Dimopoulos describes the Living Like a Local series as “a unique collection of customized travel experiences designed to combine cultural immersions with hands-on learning.”
The programs are defined as transformational journeys built primarily around special interests and secondarily on destinations. They take place in destinations around the world such as Costa Rica, Botswana, Italy, India, Greece, France, Spain, Vietnam, Cambodia, Namibia and Ethiopia.
They cater to a wide range of interests: birding wildlife, art, photography, yoga, knitting, quilting, belly dancing, spiritual renewal, culinary arts, language, science, and history.
The brand offers a choice of styles of travel, including Custom Journeys, Women’s Journeys, Travel with Professors, Faith Journeys, Family Adventures, and Health and Wellness Journeys.
Passion for Travel
Growing up in Astoria, Queens, Carol could see the Manhattan skyline from her window.
New York City is an international experience, especially if your father is the bell captain at the Barbizon-Plaza Hotel on Central Park South.
Besides being one of New York City’s most prestigious hotels, enthroned on the supreme strip of real estate along Central Park, the Barbizon was known as a residence center for music and art.
It housed three concert halls for concerts, recitals, and dramatic performances. There were many artist studios and exhibition salons. It was a happening place for a young girl to spend time.
When Carol sat in the lobby of the Barbizon, she saw the constant bustle of travelers coming and going, but the ones that most caught her eye were the flight attendants.
“That’s why I wanted to be a flight attendant,” she said. “As a child my mother would take me into New York and we would to go historic places like The Plaza Hotel and have tea in the Palm Court. She told me, ‘You can do anything if you have the education.’ She sparked that interest in me.”

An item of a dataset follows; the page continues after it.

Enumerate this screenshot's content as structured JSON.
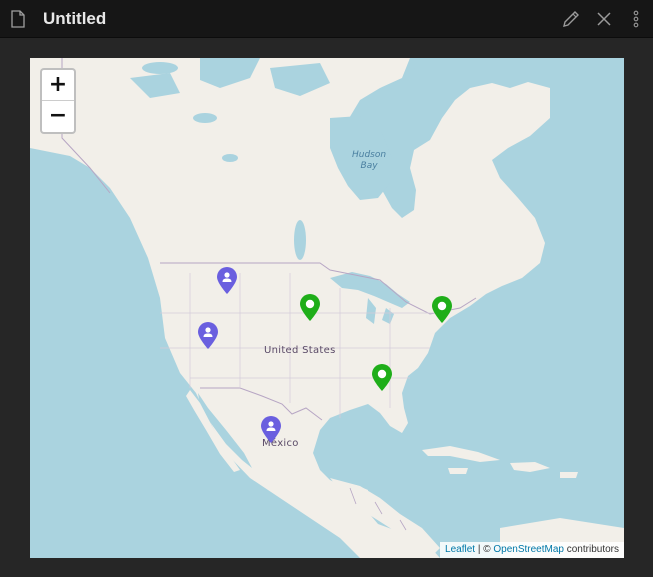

Dimopoulos’s first international travel experiences were through some modeling work she did as a teenager. Later she worked as a flight attendant, first for Arrow Airlines, a charter operator, and later for Continental Airlines.
“Oh my God, that was so fun!” she said. “So unpredictable. It’s a perfect job for someone who’s an adventurer and really young. You’re on reserve and they call you and suddenly you’re going to Japan.”
She worked two years for Arrow, then moved on to Continental for another five or six years. She learned a lot about the world in that career that came in handy when she started working for Celtic Tours.
A Good Time for It
The spinoff comes at a time when the travel industry is still largely sitting in idle because of the COVID pandemic, and few tour operators are doing much. Perillo suspended its tours through 2020.
Travel is likely to look different after COVID than before. The pandemic seems to have given a push to the growing interest in sustainable travel. It’s a major pillar in the business model of Learning Journeys.
Dimopoulos’s doctoral dissertation was titled Women Empowered: The Purkal Project- Weaving the Fibers of Transformation Through Education and Entrepreneurship in Rural Northern India. It’s about an example of the kind of socially empowering give-back programs that are part of the mission of Learning Journeys.
As the world struggles to pull itself out of the COVID disaster and starts to rebuild on a new platform, hopefully Carol Dimopoulos is right and 2021 will be a good time to create.
David Cogswell is a freelance writer working remotely, from wherever he is at the moment. Born at the dead center of the United States during the last century, he has been incessantly moving and exploring for decades. His articles have appeared in the Chicago Tribune, the Los Angeles Times, Fortune, Fox News, Luxury Travel magazine, Travel Weekly, Travel Market Report, Travel Agent Magazine, TravelPulse.com, Quirkycruise.com and other publications. He is the author of four books and a contributor to several others. He was last seen somewhere in the Northeast U.S.